Second, check the collar’s contact points to ensure that they are clean and securely attached to the Husky’s neck.
Finally, check the collar’s sensitivity level to ensure it is correctly set for the Husky’s size and coat.
If these factors are in order, it may be necessary to take the collar to a professional to diagnose any technical issues.
Do shock collars work on Siberian huskies?
Siberian Huskies can be trained well with the use of shock collars. However, it is crucial to consider the breed’s temperament and behavioral tendencies.
Siberian Huskies can be independent and strong-willed, so shock collars should be employed judiciously and only in extreme cases.
It is crucial to ensure that the shock collar is combined with other positive reinforcement methods and that the use of the collar is carefully monitored.
It is also vital to select a shock collar specifically designed for larger breeds. A collar that is too small may be ineffectual and uncomfortable.
How do you get a shock collar to work on a Husky?
When using a shock collar to train a Husky, it is essential to understand the nuances of the device and its intended use.
First, ensure that the collar fits properly and is sized to the Husky’s size and weight. It is also essential to understand the various intensity levels, start on the lowest setting, and gradually increase as needed.
After the collar is fitted, the next step is to pair the collar with the remote control.
Once the collar is paired, you can begin with the commands you wish to teach your Husky and use the remote to administer the appropriate stimulation level when the Husky does not comply with the command.
Why is my dog not affected by the shock collar?
It is not uncommon for dogs not to be affected by shock collars. This could be because the collar may not work correctly, the wrong setting is being used, or the dog is not sensitive to the stimulus.
Additionally, the dog may have become habituated to the collar, resulting in a diminished response.
Do vets agree with shock collars?
Any veterinarian will tell you that employing a shock collar should only be done as a last resort after trying out several other effective training techniques.

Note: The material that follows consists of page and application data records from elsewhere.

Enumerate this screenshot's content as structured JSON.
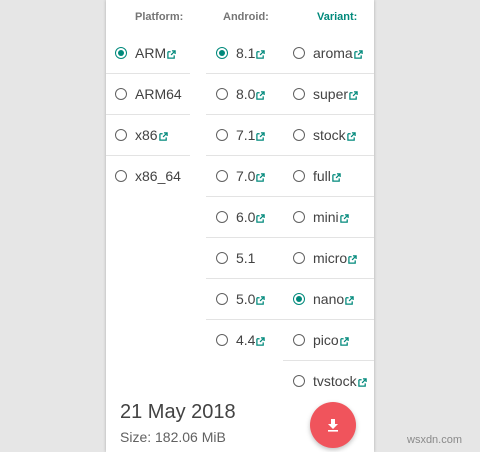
{
  "headers": {
    "platform": "Platform:",
    "android": "Android:",
    "variant": "Variant:"
  },
  "platforms": [
    {
      "label": "ARM",
      "checked": true,
      "link": true
    },
    {
      "label": "ARM64",
      "checked": false,
      "link": false
    },
    {
      "label": "x86",
      "checked": false,
      "link": true
    },
    {
      "label": "x86_64",
      "checked": false,
      "link": false
    }
  ],
  "android": [
    {
      "label": "8.1",
      "checked": true,
      "link": true
    },
    {
      "label": "8.0",
      "checked": false,
      "link": true
    },
    {
      "label": "7.1",
      "checked": false,
      "link": true
    },
    {
      "label": "7.0",
      "checked": false,
      "link": true
    },
    {
      "label": "6.0",
      "checked": false,
      "link": true
    },
    {
      "label": "5.1",
      "checked": false,
      "link": false
    },
    {
      "label": "5.0",
      "checked": false,
      "link": true
    },
    {
      "label": "4.4",
      "checked": false,
      "link": true
    }
  ],
  "variants": [
    {
      "label": "aroma",
      "checked": false,
      "link": true
    },
    {
      "label": "super",
      "checked": false,
      "link": true
    },
    {
      "label": "stock",
      "checked": false,
      "link": true
    },
    {
      "label": "full",
      "checked": false,
      "link": true
    },
    {
      "label": "mini",
      "checked": false,
      "link": true
    },
    {
      "label": "micro",
      "checked": false,
      "link": true
    },
    {
      "label": "nano",
      "checked": true,
      "link": true
    },
    {
      "label": "pico",
      "checked": false,
      "link": true
    },
    {
      "label": "tvstock",
      "checked": false,
      "link": true
    }
  ],
  "release": {
    "date": "21 May 2018",
    "size": "Size: 182.06 MiB"
  },
  "download": {
    "icon": "download-icon",
    "color": "#f0545c"
  },
  "colors": {
    "accent": "#00897b",
    "text": "#424242"
  },
  "watermark": "wsxdn.com"
}
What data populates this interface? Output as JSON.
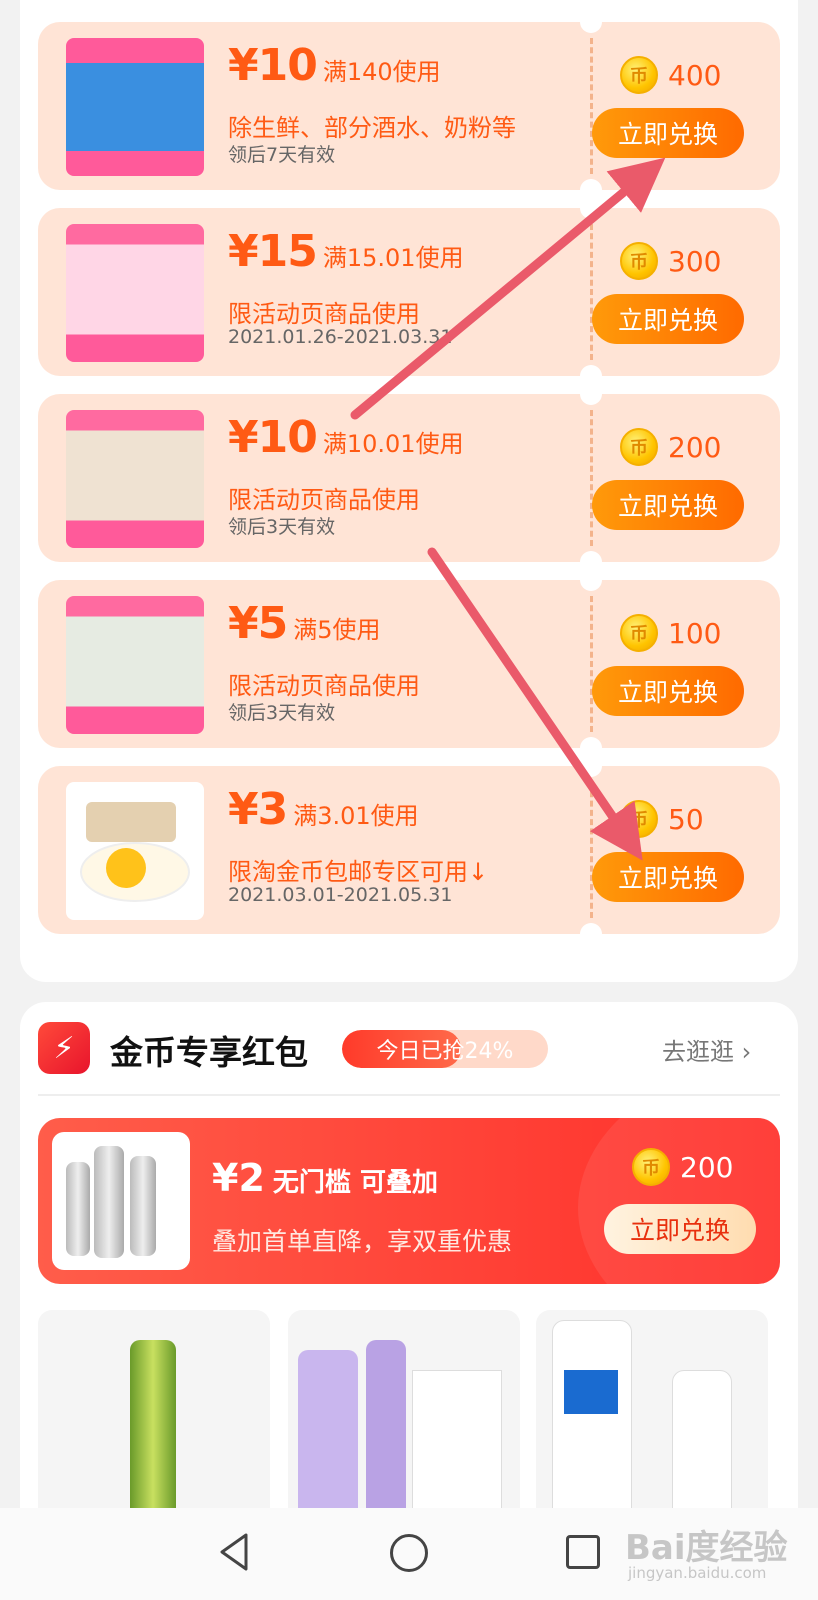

They believe educating pet owners on the proper use of the collars and the importance of positive reinforcement is paramount.